When a person begins the process of building a new house, there are many different aspects that need to be addressed including: where to build, what size home to build, what features to include, what items are the most important to have in the home, what costs should be included in the budget, what are the design/build timeframes, who will build the home, and a host of other issues.
After these initial questions have been successfully answered, the next item that must be addressed is that of house plans. There are two basic types of house plans that can be purchased, custom or stock, with each having distinct advantages and disadvantages.
Custom house plans are just as the name implies. The house plans are custom drawn to meet you family’s specific needs. The plans are normally drawn by a licensed building designer or, in some cases, a licensed architect in a geographic location close to where the 1.) owners live, or 2.) home will be built. The process is, normally, much more involved and time-consuming since the owner’s specific requests will need to be integrated into the overall design of the home. Many times these type “special” requests can present significant challenges to the designer of the home, which as a result, may take additional time to resolve.
Since the home is being custom designed, specifically to meet the needs of that one person/family, the costs associated with the development of the house plans tend to be significantly larger than those for a similar set of stock house plans.
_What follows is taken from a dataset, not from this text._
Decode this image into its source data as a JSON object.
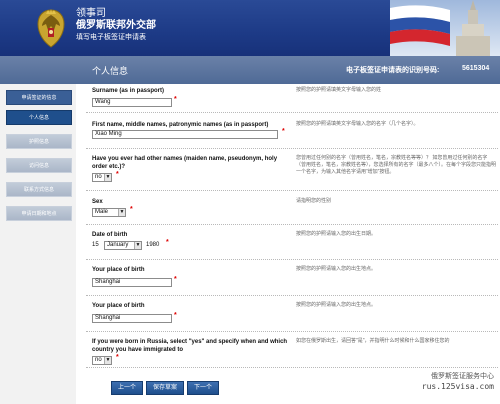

However, in some cases, the custom house plan may be the only viable option based on the client’s needs, home location, special building considerations, etc.
– Homeowner can get exactly what they want in home design
-Special needs can be addressed in the design (i.e. extra large garage for boat, larger than normal master bath, handicapped access, etc.)
– Significantly more costly than stock houseplans
– Longer, more arduous process to develop
– Significantly more time consuming to produce (i.e. many meetings necessary with designer over several month period)
Be sure to read Part II of this article at: